"The results of our study add to the growing evidence of the wide-ranging health benefits of smoke-free legislation and lend support to the adoption of such legislation in countries where it does not currently exist," the study authors wrote in a journal news release.

Copyright 2012 ABC News Radio


Depression During Pregnancy: Weighing Risks, Benefits of SSRIs

Comstock/Thinkstock(ROTTERDAM, Netherlands) -- After two years of trying, Tricia Stream was overjoyed to find herself pregnant with twins. But her mind quickly turned to the drug she'd been taking to treat her depression.

"I didn't know what to do," said Stream, 31, who had been taking the selective serotonin reuptake inhibitor Zoloft for seven years. "I was so worried about having a depressive episode, and I was really worried about postpartum depression. But I didn't want to expose my babies to the drug."

Left untreated, depression during pregnancy can increase the risk of pre-eclampsia, low birth weight and maternal suicide. But treating prenatal depression with certain antidepressants carries risks, too. A new study suggests SSRIs may increase the risk of preterm birth and delay fetal head growth.

"Our findings further raise the question whether maternal SSRI treatment during pregnancy is better or worse for the fetus than untreated maternal depression," wrote study author Hanan El Marroun of Erasmus Medical Center in Rotterdam, the Netherlands. "Clinicians must carefully weigh the known risks of untreated depression during pregnancy and the possible adverse effects of SSRIs."

The study followed 7,696 pregnant women, 570 of whom had untreated depressive symptoms and 99 of whom took SSRIs for depression.

"Untreated depressive symptoms were associated with a reduction in total body growth, including the fetal head, during pregnancy," the authors wrote. "In contrast, prenatal SSRI use was related to a reduced growth of the fetal head, whereas prenatal SSRI use did not affect growth of the fetal body."

While delayed fetal head growth may be linked behavioral problems and psychiatric disorders, the authors caution "we must be careful not to infer an association of SSRI use in pregnancy with future developmental problems."

Babies born to women taking SSRIs were also more likely to be born preterm, according to the study, which was published Monday in Archives of General Psychiatry.

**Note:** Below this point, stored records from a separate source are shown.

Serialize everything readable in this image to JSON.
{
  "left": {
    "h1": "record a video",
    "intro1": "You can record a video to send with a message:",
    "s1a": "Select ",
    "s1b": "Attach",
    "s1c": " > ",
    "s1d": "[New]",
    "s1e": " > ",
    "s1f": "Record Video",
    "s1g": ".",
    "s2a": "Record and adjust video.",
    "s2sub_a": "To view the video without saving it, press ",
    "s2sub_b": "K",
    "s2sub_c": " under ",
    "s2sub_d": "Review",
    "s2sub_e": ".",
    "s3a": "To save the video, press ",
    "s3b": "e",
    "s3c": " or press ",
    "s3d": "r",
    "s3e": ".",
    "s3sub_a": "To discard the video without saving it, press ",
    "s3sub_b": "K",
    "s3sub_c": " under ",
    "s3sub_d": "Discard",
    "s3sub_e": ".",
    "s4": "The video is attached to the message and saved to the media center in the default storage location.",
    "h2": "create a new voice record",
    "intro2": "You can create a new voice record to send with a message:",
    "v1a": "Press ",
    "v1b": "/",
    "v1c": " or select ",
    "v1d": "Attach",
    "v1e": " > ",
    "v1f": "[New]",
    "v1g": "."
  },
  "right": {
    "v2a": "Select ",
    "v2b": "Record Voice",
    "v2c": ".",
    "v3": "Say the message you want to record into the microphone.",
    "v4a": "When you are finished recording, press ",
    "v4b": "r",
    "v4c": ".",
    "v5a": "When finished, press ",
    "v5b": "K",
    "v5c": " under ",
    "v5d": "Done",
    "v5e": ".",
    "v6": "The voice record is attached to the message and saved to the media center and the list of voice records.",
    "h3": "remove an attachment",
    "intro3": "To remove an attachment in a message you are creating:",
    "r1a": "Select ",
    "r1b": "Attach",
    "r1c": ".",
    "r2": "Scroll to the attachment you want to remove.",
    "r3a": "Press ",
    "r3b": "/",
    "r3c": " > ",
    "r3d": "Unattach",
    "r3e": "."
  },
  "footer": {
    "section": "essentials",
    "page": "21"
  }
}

But for some women, the benefits of taking SSRIs during pregnancy far exceed the risks.

"If we are talking about a woman who can't take care of her health as a result of battling with moderate to severe depression, she faces risks to herself as well as the baby that are associated with untreated depression during pregnancy," said Dr. Sudeepta Varma, clinical assistant professor of psychiatry at NYU Langone School of Medicine. "All doctors want to ensure healthy mom and baby. But if you don't take care of the mom, there may be no baby to speak of."

After weighing the benefits and the risks with her obstetrician and psychiatrist, Stream decided to keep taking Zoloft during her pregnancy.

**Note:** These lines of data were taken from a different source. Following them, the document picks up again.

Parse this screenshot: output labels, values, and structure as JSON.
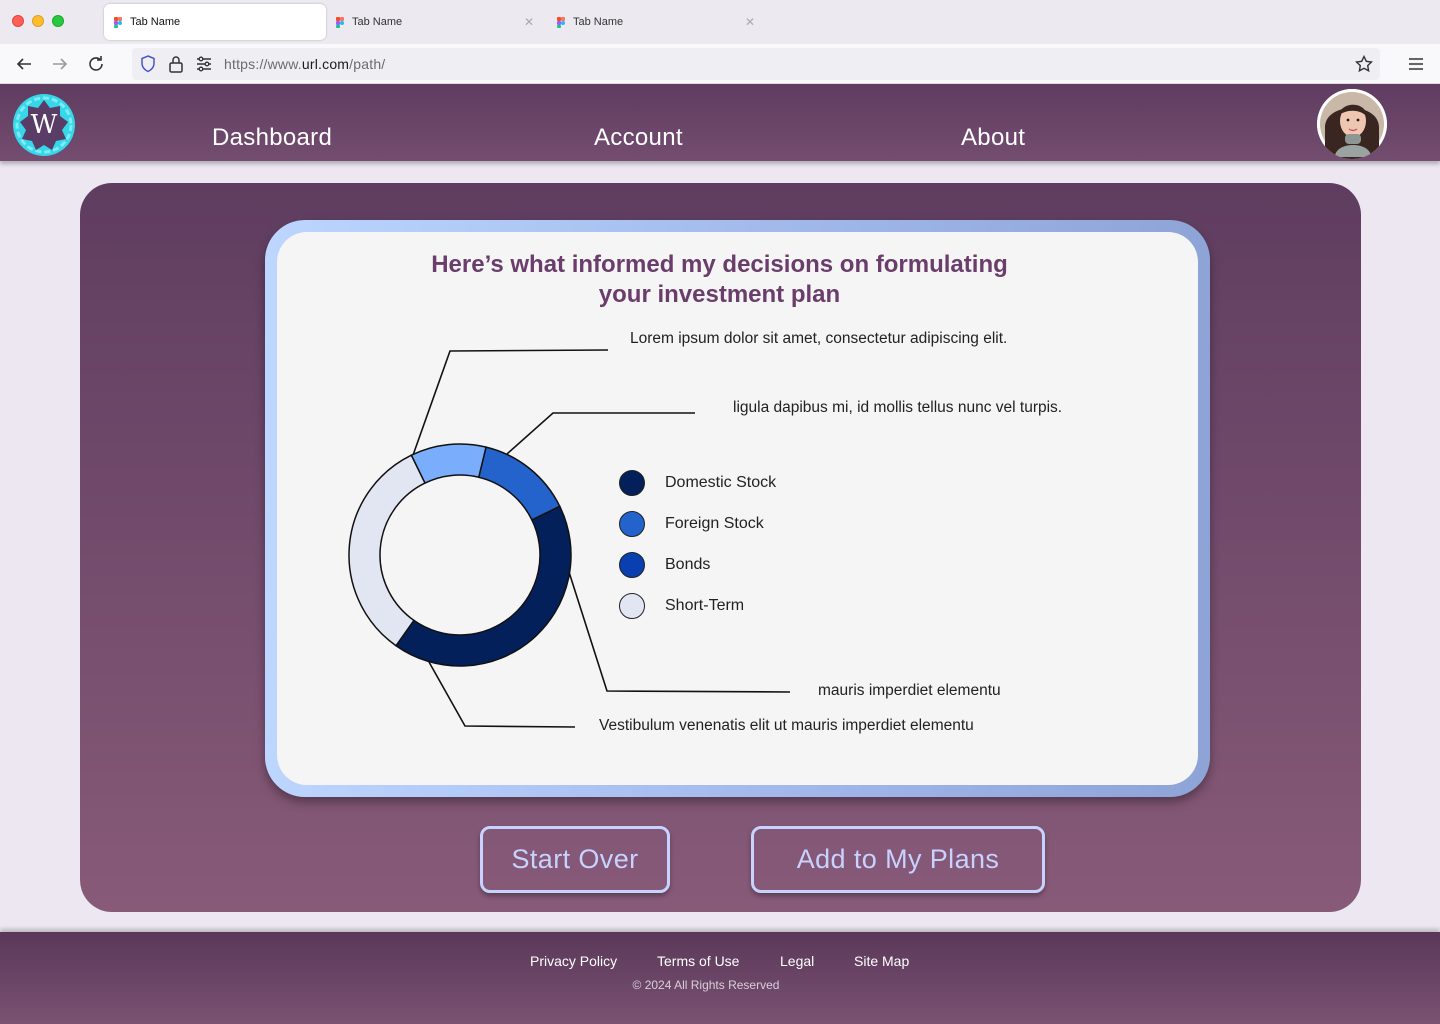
{
  "browser": {
    "tabs": [
      {
        "label": "Tab Name",
        "active": true
      },
      {
        "label": "Tab Name",
        "active": false
      },
      {
        "label": "Tab Name",
        "active": false
      }
    ],
    "url": {
      "prefix": "https://www.",
      "domain": "url.com",
      "path": "/path/"
    }
  },
  "header": {
    "logo_letter": "W",
    "nav": [
      "Dashboard",
      "Account",
      "About"
    ]
  },
  "card": {
    "title_line1": "Here’s what informed my decisions on formulating",
    "title_line2": "your investment plan",
    "callouts": [
      "Lorem ipsum dolor sit amet, consectetur adipiscing elit.",
      "ligula dapibus mi, id mollis tellus nunc vel turpis.",
      "mauris imperdiet elementu",
      "Vestibulum  venenatis elit ut mauris imperdiet elementu"
    ]
  },
  "chart_data": {
    "type": "pie",
    "subtype": "donut",
    "categories": [
      "Domestic Stock",
      "Foreign Stock",
      "Bonds",
      "Short-Term"
    ],
    "legend": [
      {
        "label": "Domestic Stock",
        "color": "#03205a"
      },
      {
        "label": "Foreign Stock",
        "color": "#2462cc"
      },
      {
        "label": "Bonds",
        "color": "#0a3fb0"
      },
      {
        "label": "Short-Term",
        "color": "#e2e6f2"
      }
    ],
    "segments": [
      {
        "label": "Foreign Stock",
        "value": 11,
        "color": "#7aaefc"
      },
      {
        "label": "Bonds",
        "value": 14,
        "color": "#2462cc"
      },
      {
        "label": "Domestic Stock",
        "value": 42,
        "color": "#03205a"
      },
      {
        "label": "Short-Term",
        "value": 33,
        "color": "#e2e6f2"
      }
    ]
  },
  "actions": {
    "start_over": "Start Over",
    "add_to_plans": "Add to My Plans"
  },
  "footer": {
    "links": [
      "Privacy Policy",
      "Terms of Use",
      "Legal",
      "Site Map"
    ],
    "copyright": "© 2024 All Rights Reserved"
  }
}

"For me, there was more concern about the effects of depression than the effects of taking antidepressants," she said, describing the "I don't care" attitude typical of her depressive episodes.

Aside from miserable morning sickness, Stream's pregnancy was progressing fine until week 22, when she was admitted to the hospital with a weakened cervix. And despite drugs to prevent preterm birth, she went into labor at 27 weeks.

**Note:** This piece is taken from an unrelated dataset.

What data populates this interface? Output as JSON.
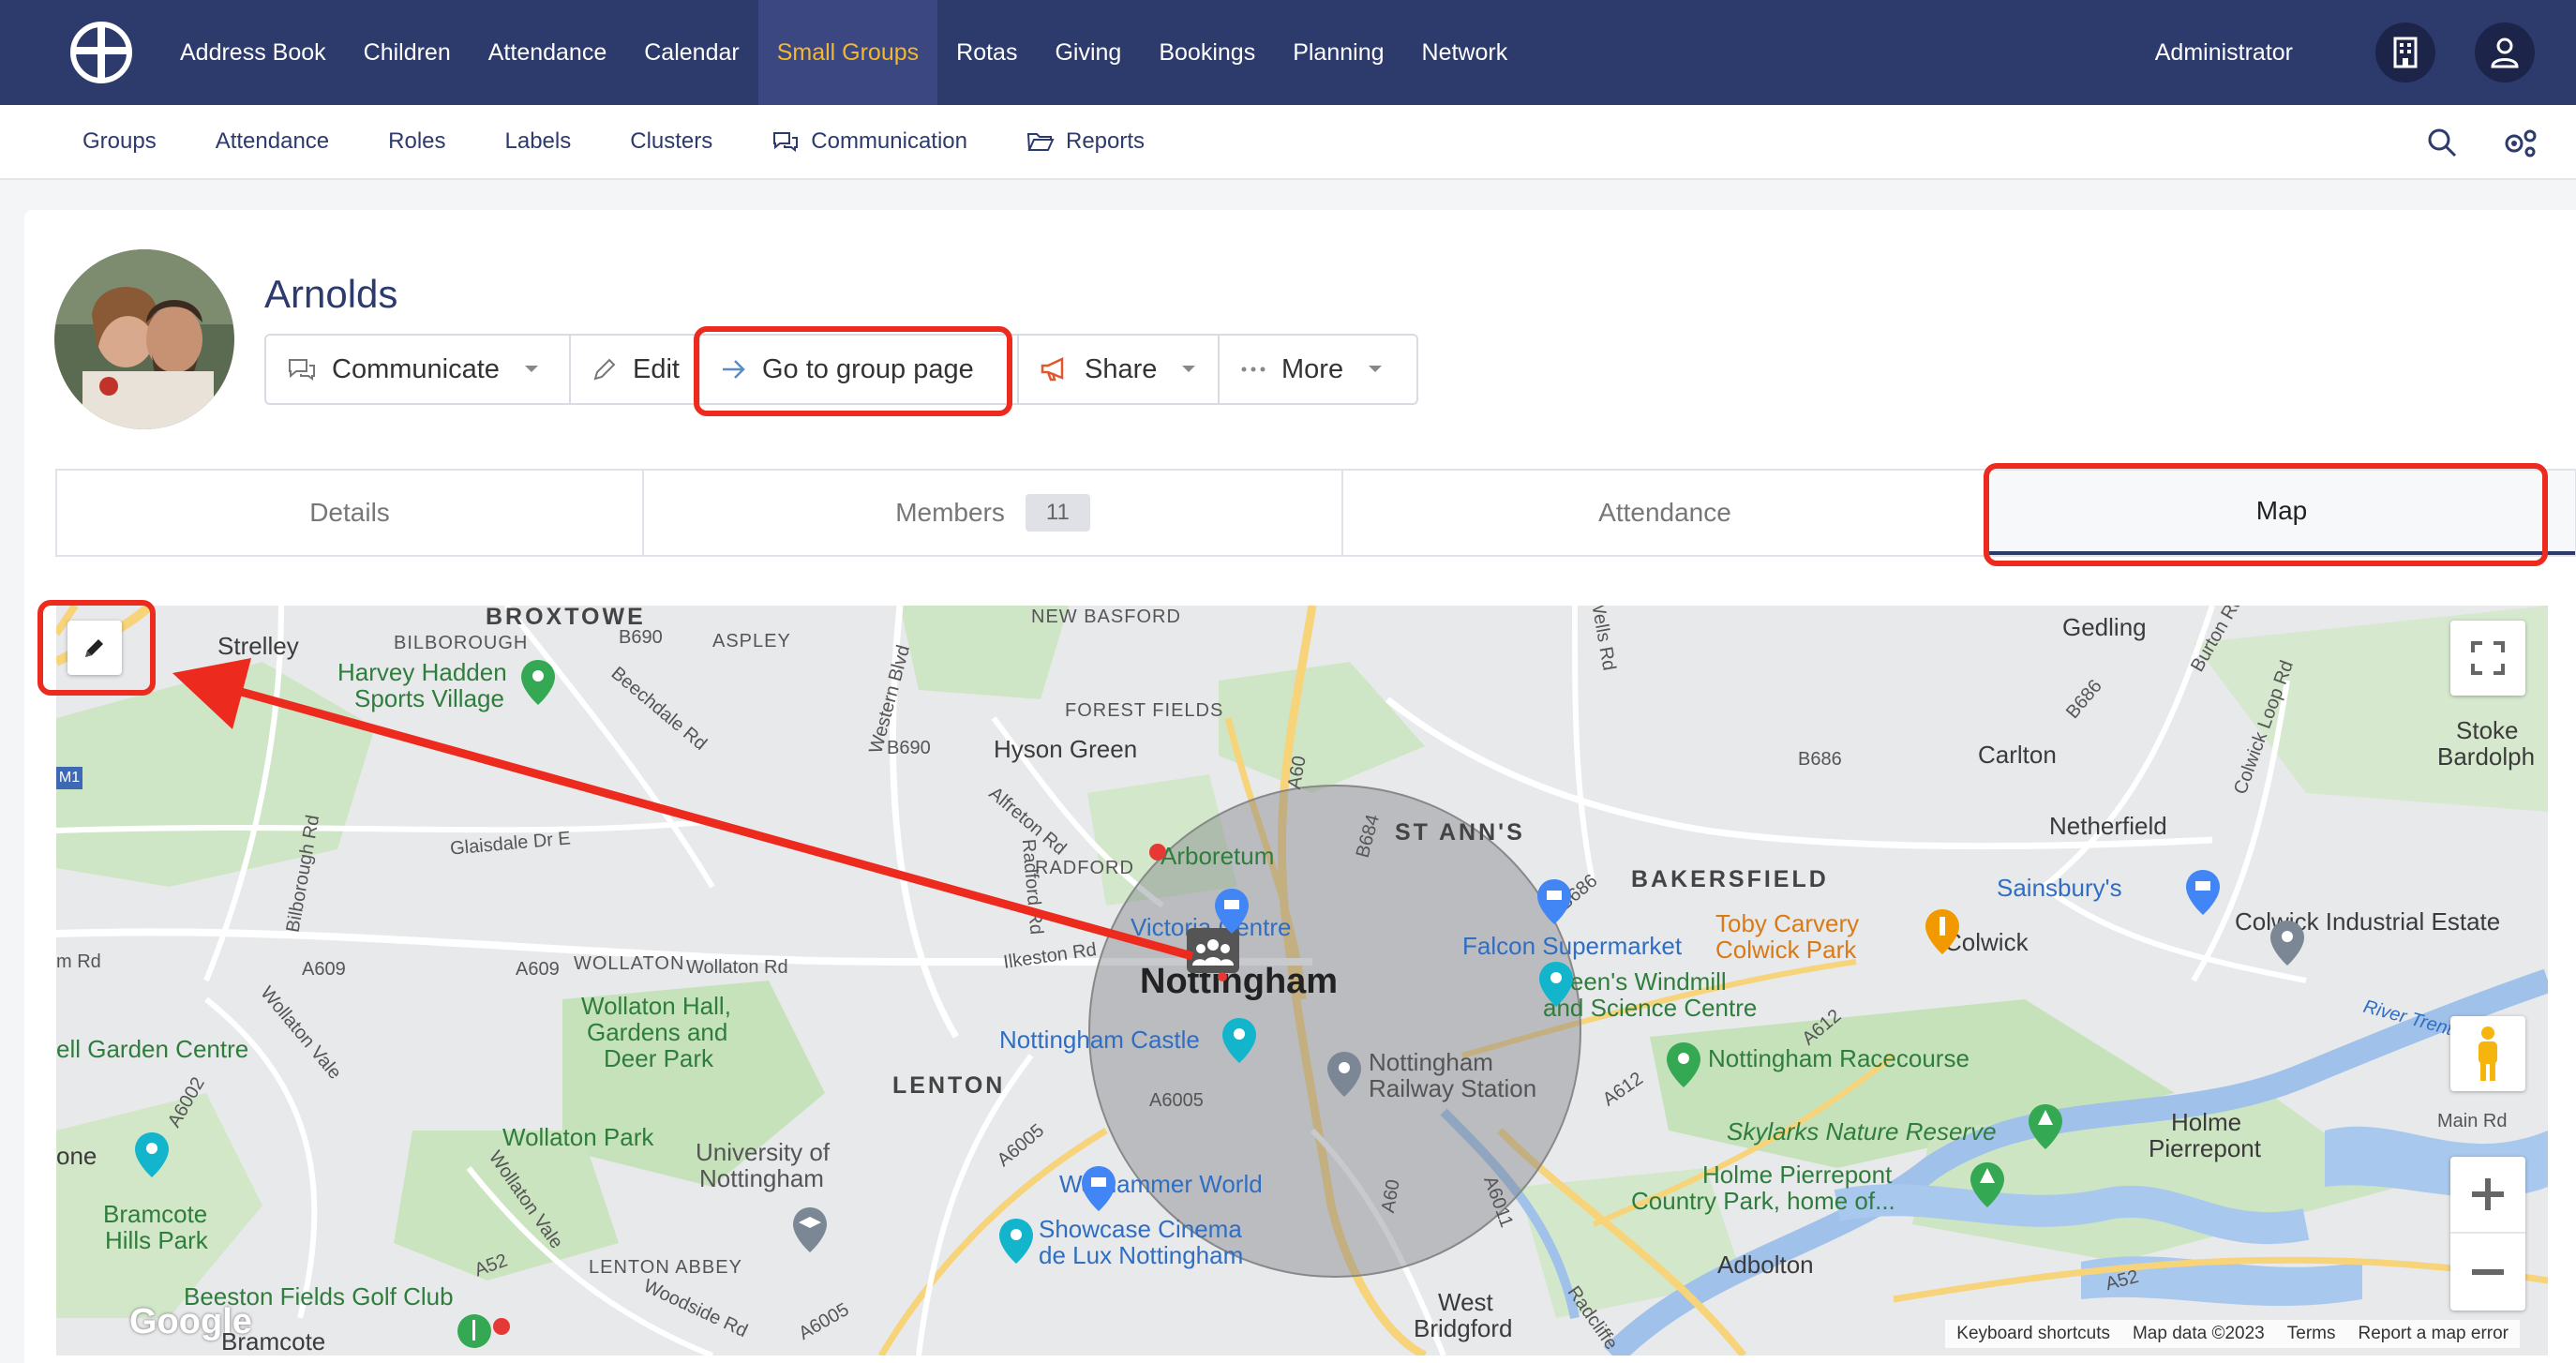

"I definitely felt the guilt, overwhelmingly," said Stream, describing how she felt "unable to protect them, unable to keep them healthy. They were Memorial Day babies when they were supposed to be Labor Day babies."

Logan and Caden Stream came out crying at 2 pounds, a good sign given their early arrival. And for three months, the tiny pink "Muppets" were hooked up to machines in the neonatal intensive care unit. Stream said she can't imagine how she would have fared off Zoloft.

"It probably would have made me feel like I was going to lose my children, as opposed to having a fighting spirit," she said. "I needed that strength."

After three months, the boys were strong enough to go home. And last week, a letter from a high-risk neonatologist said the 21-month-old twins had "no lasting effects of prematurity."

"That's the best news I ever could have gotten," said Stream. "I'm going to frame that."

Copyright 2012 ABC News Radio

ABC News Radio